Lewis Carroll

.

Miss M. E. Manners was another writer for children whose books pleased him. She gives an amusing account of two visits which he paid to her house in 1889:—
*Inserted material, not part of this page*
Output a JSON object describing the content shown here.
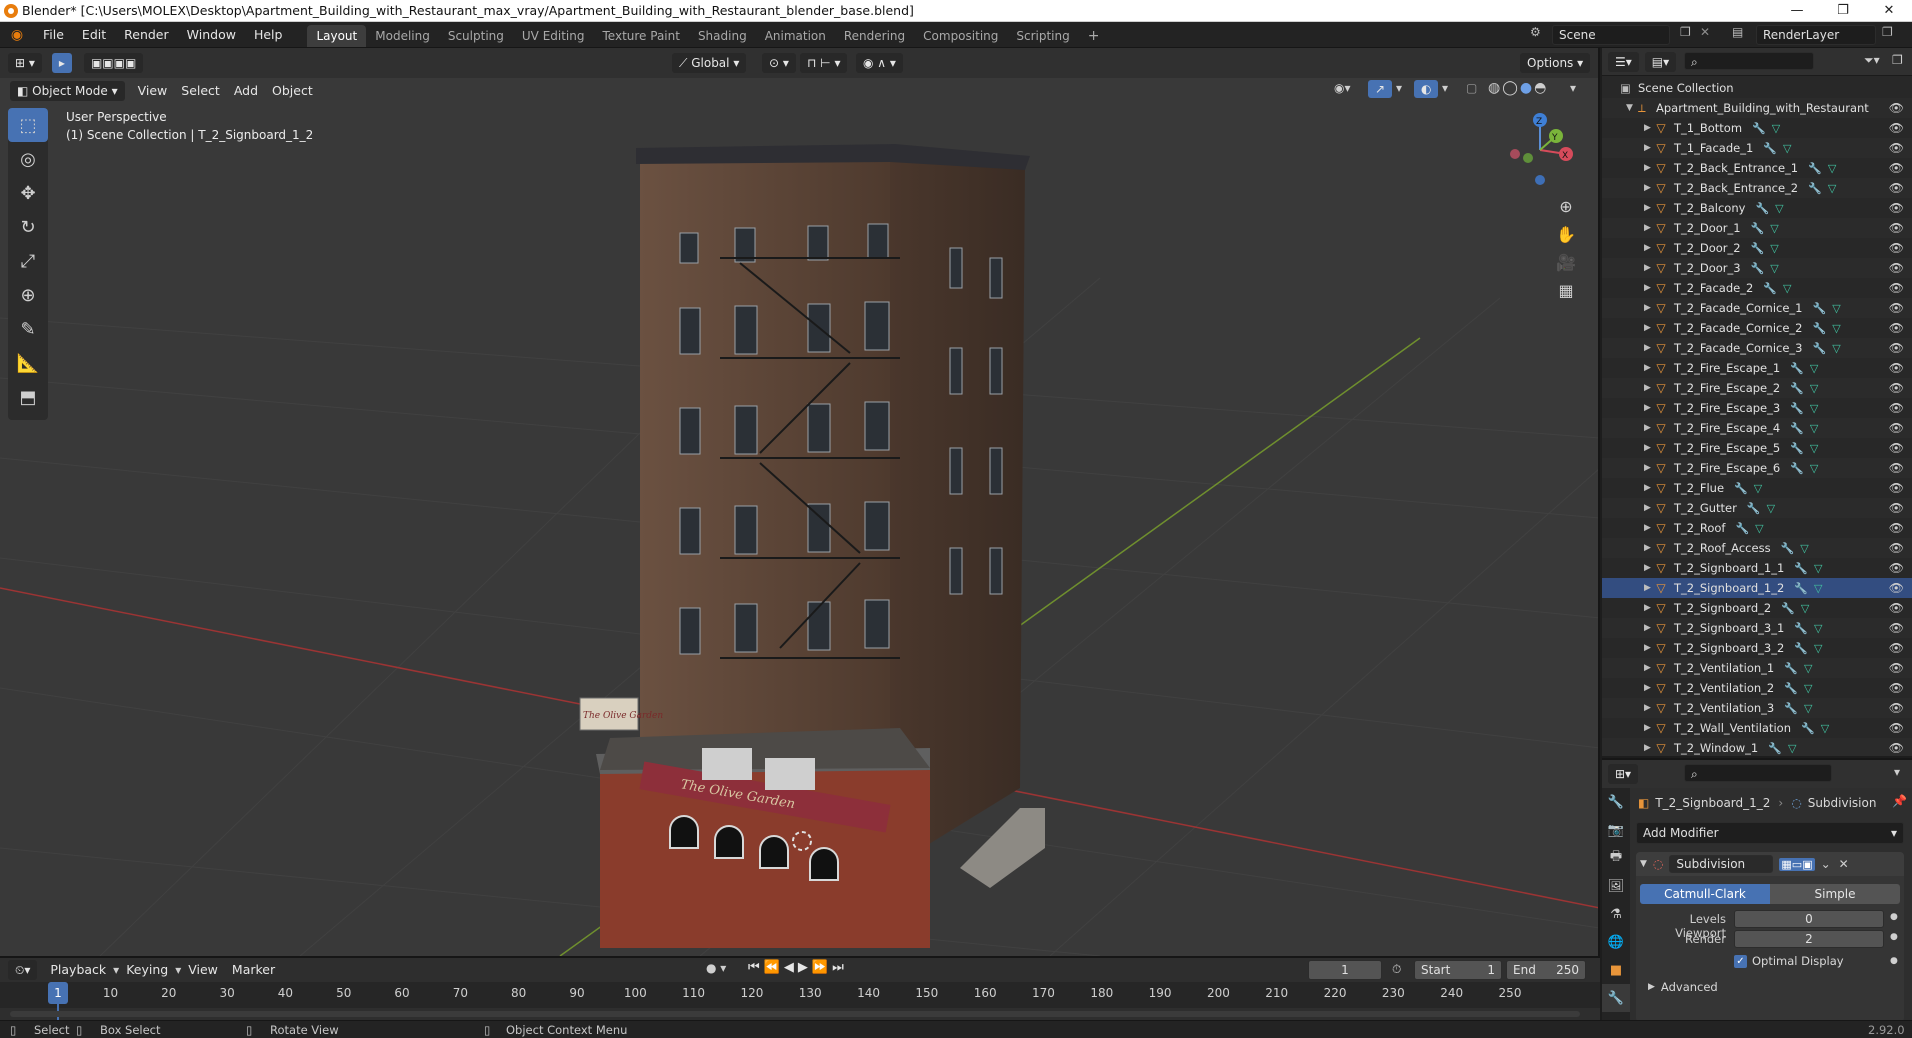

Page:Collingwood - Life and Letters of Lewis Carroll.djvu/423 Page:Collingwood - Life and Letters of Lewis Carroll.djvu/424 Page:Collingwood - Life and Letters of Lewis Carroll.djvu/425 Page:Collingwood - Life and Letters of Lewis Carroll.djvu/426 Page:Collingwood - Life and Letters of Lewis Carroll.djvu/427 Page:Collingwood - Life and Letters of Lewis Carroll.djvu/428 Page:Collingwood - Life and Letters of Lewis Carroll.djvu/429 Page:Collingwood - Life and Letters of Lewis Carroll.djvu/430 Page:Collingwood - Life and Letters of Lewis Carroll.djvu/431 Page:Collingwood - Life and Letters of Lewis Carroll.djvu/432 Page:Collingwood - Life and Letters of Lewis Carroll.djvu/433 Page:Collingwood - Life and Letters of Lewis Carroll.djvu/434 Page:Collingwood - Life and Letters of Lewis Carroll.djvu/435 Page:Collingwood - Life and Letters of Lewis Carroll.djvu/436 Page:Collingwood - Life and Letters of Lewis Carroll.djvu/437 Page:Collingwood - Life and Letters of Lewis Carroll.djvu/438 Page:Collingwood - Life and Letters of Lewis Carroll.djvu/439 Page:Collingwood - Life and Letters of Lewis Carroll.djvu/440 Page:Collingwood - Life and Letters of Lewis Carroll.djvu/441 Page:Collingwood - Life and Letters of Lewis Carroll.djvu/442 Page:Collingwood - Life and Letters of Lewis Carroll.djvu/443 Page:Collingwood - Life and Letters of Lewis Carroll.djvu/444 Page:Collingwood - Life and Letters of Lewis Carroll.djvu/445 Page:Collingwood - Life and Letters of Lewis Carroll.djvu/446 Page:Collingwood - Life and Letters of Lewis Carroll.djvu/447 Page:Collingwood - Life and Letters of Lewis Carroll.djvu/448 Page:Collingwood - Life and Letters of Lewis Carroll.djvu/449 Page:Collingwood - Life and Letters of Lewis Carroll.djvu/450 Page:Collingwood - Life and Letters of Lewis Carroll.djvu/451 Page:Collingwood - Life and Letters of Lewis Carroll.djvu/452 instruments of every sort. Mr. Dodgson and father and I all went one afternoon to pay him a visit. At that time he was much interested in the big drum, and we found him when we arrived in full practice, with his music-book open before him. He made us all join in the concert. Father undertook the 'cello, and Mr. Dodgson hunted up a comb and some paper, and, amidst much fun and laughter, the walls echoed with the finished roll, or shake, of the big drum—a roll that was Mr. Saul's delight.

 

My father died on August 27, 1897, and Mr. Dodgson on January 14, 1898. And we, who are left behind in this cold, weary world can only hope we may some day meet them again. Till then, oh! Father, and my dear old childhood's friend, requiescatis in pace!